* [Work request] Look for the word "Setting" in the entries and copy every line where it shows up.

* [Extracted material]
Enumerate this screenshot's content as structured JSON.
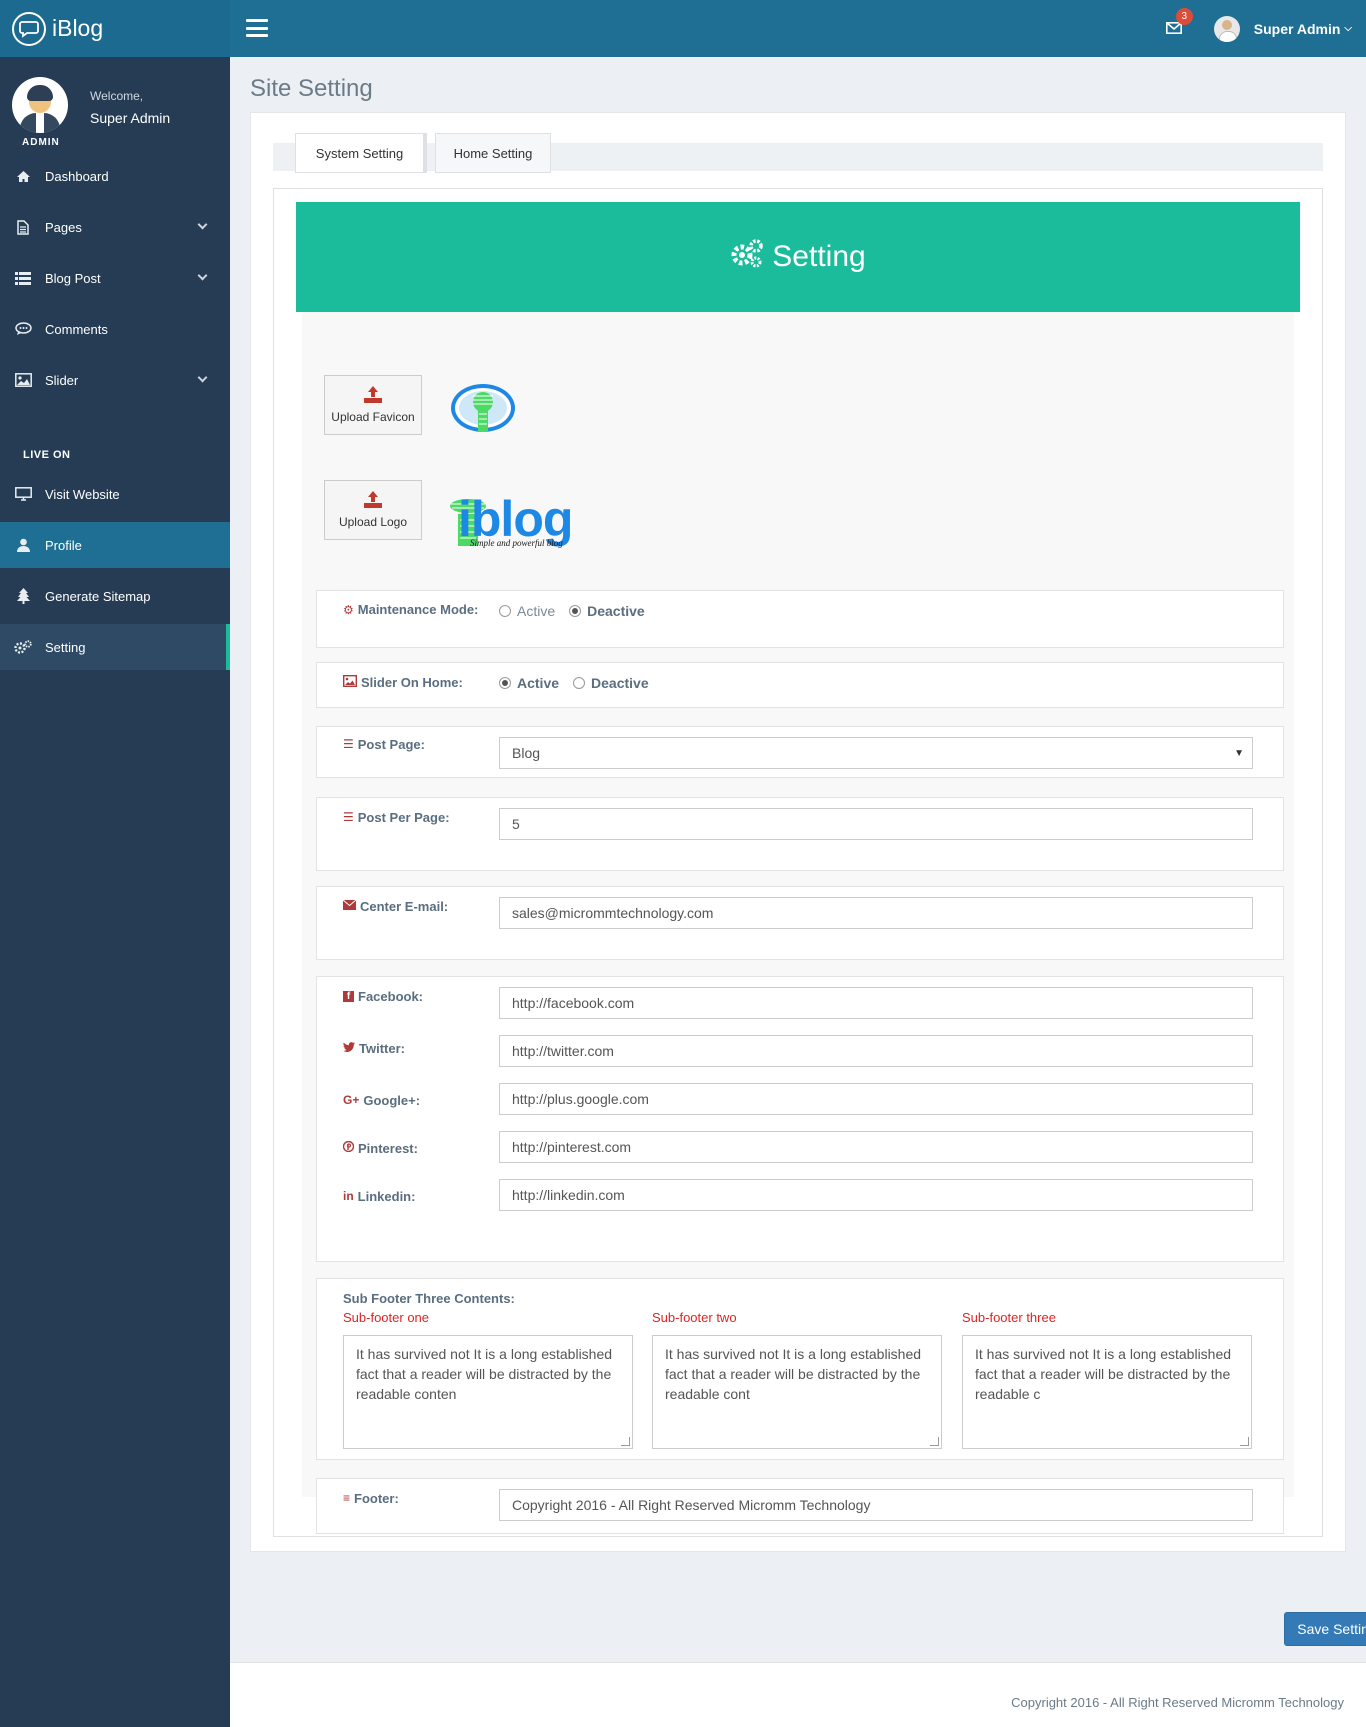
{
  "brand": {
    "name": "iBlog"
  },
  "header": {
    "mail_count": "3",
    "user_name": "Super Admin"
  },
  "sidebar": {
    "welcome": "Welcome,",
    "user_name": "Super Admin",
    "role": "ADMIN",
    "items": [
      {
        "label": "Dashboard",
        "icon": "home-icon"
      },
      {
        "label": "Pages",
        "icon": "file-icon"
      },
      {
        "label": "Blog Post",
        "icon": "list-icon"
      },
      {
        "label": "Comments",
        "icon": "comment-icon"
      },
      {
        "label": "Slider",
        "icon": "image-icon"
      }
    ],
    "section_label": "LIVE ON",
    "items2": [
      {
        "label": "Visit Website",
        "icon": "monitor-icon"
      },
      {
        "label": "Profile",
        "icon": "user-icon"
      },
      {
        "label": "Generate Sitemap",
        "icon": "tree-icon"
      },
      {
        "label": "Setting",
        "icon": "gears-icon"
      }
    ]
  },
  "page": {
    "title": "Site Setting",
    "tabs": [
      "System Setting",
      "Home Setting"
    ],
    "banner_title": "Setting"
  },
  "form": {
    "upload_favicon": "Upload Favicon",
    "upload_logo": "Upload Logo",
    "logo_text": "iblog",
    "logo_tagline": "Simple and powerful blog",
    "maintenance_label": "Maintenance Mode:",
    "maintenance_options": [
      "Active",
      "Deactive"
    ],
    "maintenance_selected": "Deactive",
    "slider_label": "Slider On Home:",
    "slider_options": [
      "Active",
      "Deactive"
    ],
    "slider_selected": "Active",
    "post_page_label": "Post Page:",
    "post_page_value": "Blog",
    "post_per_page_label": "Post Per Page:",
    "post_per_page_value": "5",
    "email_label": "Center E-mail:",
    "email_value": "sales@micrommtechnology.com",
    "facebook_label": "Facebook:",
    "facebook_value": "http://facebook.com",
    "twitter_label": "Twitter:",
    "twitter_value": "http://twitter.com",
    "google_label": "Google+:",
    "google_value": "http://plus.google.com",
    "pinterest_label": "Pinterest:",
    "pinterest_value": "http://pinterest.com",
    "linkedin_label": "Linkedin:",
    "linkedin_value": "http://linkedin.com",
    "subfooter_title": "Sub Footer Three Contents:",
    "subfooter_labels": [
      "Sub-footer one",
      "Sub-footer two",
      "Sub-footer three"
    ],
    "subfooter_values": [
      "It has survived not It is a long established fact that a reader will be distracted by the readable conten",
      "It has survived not It is a long established fact that a reader will be distracted by the readable cont",
      "It has survived not It is a long established fact that a reader will be distracted by the readable c"
    ],
    "footer_label": "Footer:",
    "footer_value": "Copyright 2016 - All Right Reserved Micromm Technology",
    "save_label": "Save Setting"
  },
  "page_footer": {
    "text": "Copyright 2016 - All Right Reserved Micromm Technology"
  },
  "colors": {
    "accent": "#1abc9c",
    "header": "#1f6e94",
    "sidebar": "#253c54",
    "primary_button": "#337ab7",
    "label_icon": "#b03a3a",
    "subfooter_label": "#e02424"
  }
}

* [Response to this task]
        "label": "Setting",
    "title": "Site Setting",
      "System Setting",
      "Home Setting"
    "banner_title": "Setting"
    "save_label": "Save Setting"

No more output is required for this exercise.